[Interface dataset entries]
○ ○ ○ ○ ○

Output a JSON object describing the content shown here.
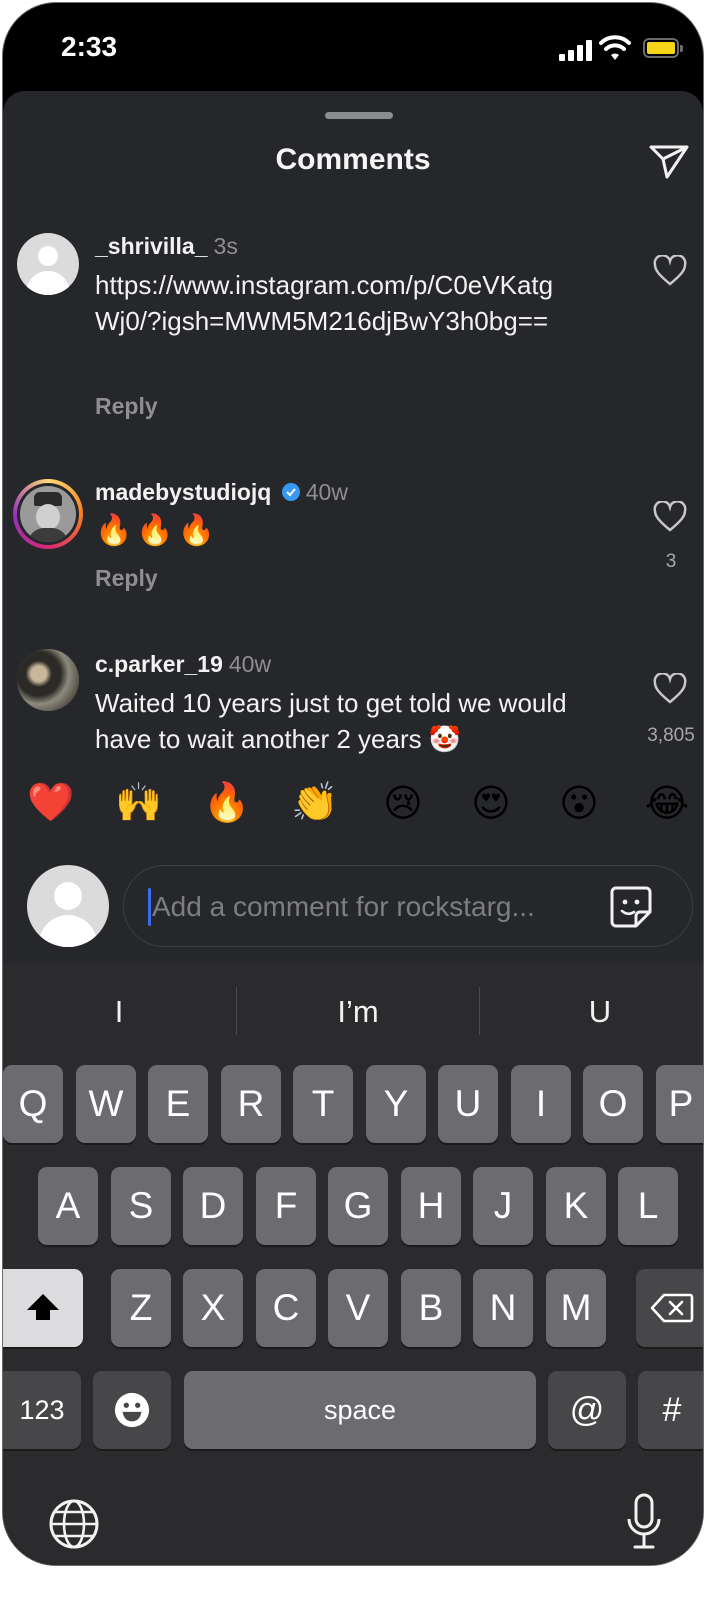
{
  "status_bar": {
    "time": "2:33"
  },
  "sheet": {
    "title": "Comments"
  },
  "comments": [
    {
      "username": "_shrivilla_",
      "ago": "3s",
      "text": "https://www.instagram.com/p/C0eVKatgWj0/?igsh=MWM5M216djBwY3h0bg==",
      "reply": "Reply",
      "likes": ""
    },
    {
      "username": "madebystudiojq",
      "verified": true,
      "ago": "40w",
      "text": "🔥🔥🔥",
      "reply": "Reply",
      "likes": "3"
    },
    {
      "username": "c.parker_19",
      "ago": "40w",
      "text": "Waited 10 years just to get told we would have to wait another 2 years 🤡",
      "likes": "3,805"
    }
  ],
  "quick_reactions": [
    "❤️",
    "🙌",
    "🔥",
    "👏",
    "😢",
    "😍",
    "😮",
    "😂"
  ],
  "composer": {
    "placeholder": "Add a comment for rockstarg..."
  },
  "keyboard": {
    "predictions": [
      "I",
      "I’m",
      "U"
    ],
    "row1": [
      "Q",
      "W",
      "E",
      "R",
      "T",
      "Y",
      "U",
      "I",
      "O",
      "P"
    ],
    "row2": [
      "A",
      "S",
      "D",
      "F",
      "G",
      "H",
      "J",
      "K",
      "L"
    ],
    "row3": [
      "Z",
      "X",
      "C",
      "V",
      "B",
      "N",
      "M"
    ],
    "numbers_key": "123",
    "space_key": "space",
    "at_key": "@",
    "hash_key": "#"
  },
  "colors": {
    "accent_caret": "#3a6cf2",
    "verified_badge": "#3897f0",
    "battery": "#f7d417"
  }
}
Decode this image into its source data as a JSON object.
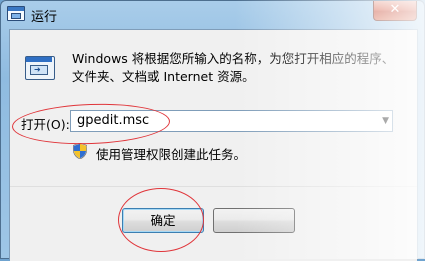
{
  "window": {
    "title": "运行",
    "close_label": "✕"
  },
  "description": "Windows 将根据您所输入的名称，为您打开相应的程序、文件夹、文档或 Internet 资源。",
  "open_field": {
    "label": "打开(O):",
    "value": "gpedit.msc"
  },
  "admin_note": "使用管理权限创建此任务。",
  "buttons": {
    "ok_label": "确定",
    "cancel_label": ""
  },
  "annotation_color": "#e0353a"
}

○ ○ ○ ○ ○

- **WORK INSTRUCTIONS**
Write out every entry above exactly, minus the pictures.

- **SOLUTION TO THIS EXERCISE**
Output a JSON object describing the content shown here.
{
  "status_bar": {
    "time": "2:33"
  },
  "sheet": {
    "title": "Comments"
  },
  "comments": [
    {
      "username": "_shrivilla_",
      "ago": "3s",
      "text": "https://www.instagram.com/p/C0eVKatgWj0/?igsh=MWM5M216djBwY3h0bg==",
      "reply": "Reply",
      "likes": ""
    },
    {
      "username": "madebystudiojq",
      "verified": true,
      "ago": "40w",
      "text": "🔥🔥🔥",
      "reply": "Reply",
      "likes": "3"
    },
    {
      "username": "c.parker_19",
      "ago": "40w",
      "text": "Waited 10 years just to get told we would have to wait another 2 years 🤡",
      "likes": "3,805"
    }
  ],
  "quick_reactions": [
    "❤️",
    "🙌",
    "🔥",
    "👏",
    "😢",
    "😍",
    "😮",
    "😂"
  ],
  "composer": {
    "placeholder": "Add a comment for rockstarg..."
  },
  "keyboard": {
    "predictions": [
      "I",
      "I’m",
      "U"
    ],
    "row1": [
      "Q",
      "W",
      "E",
      "R",
      "T",
      "Y",
      "U",
      "I",
      "O",
      "P"
    ],
    "row2": [
      "A",
      "S",
      "D",
      "F",
      "G",
      "H",
      "J",
      "K",
      "L"
    ],
    "row3": [
      "Z",
      "X",
      "C",
      "V",
      "B",
      "N",
      "M"
    ],
    "numbers_key": "123",
    "space_key": "space",
    "at_key": "@",
    "hash_key": "#"
  },
  "colors": {
    "accent_caret": "#3a6cf2",
    "verified_badge": "#3897f0",
    "battery": "#f7d417"
  }
}
Decode this image into its source data as a JSON object.
{
  "window": {
    "title": "运行",
    "close_label": "✕"
  },
  "description": "Windows 将根据您所输入的名称，为您打开相应的程序、文件夹、文档或 Internet 资源。",
  "open_field": {
    "label": "打开(O):",
    "value": "gpedit.msc"
  },
  "admin_note": "使用管理权限创建此任务。",
  "buttons": {
    "ok_label": "确定",
    "cancel_label": ""
  },
  "annotation_color": "#e0353a"
}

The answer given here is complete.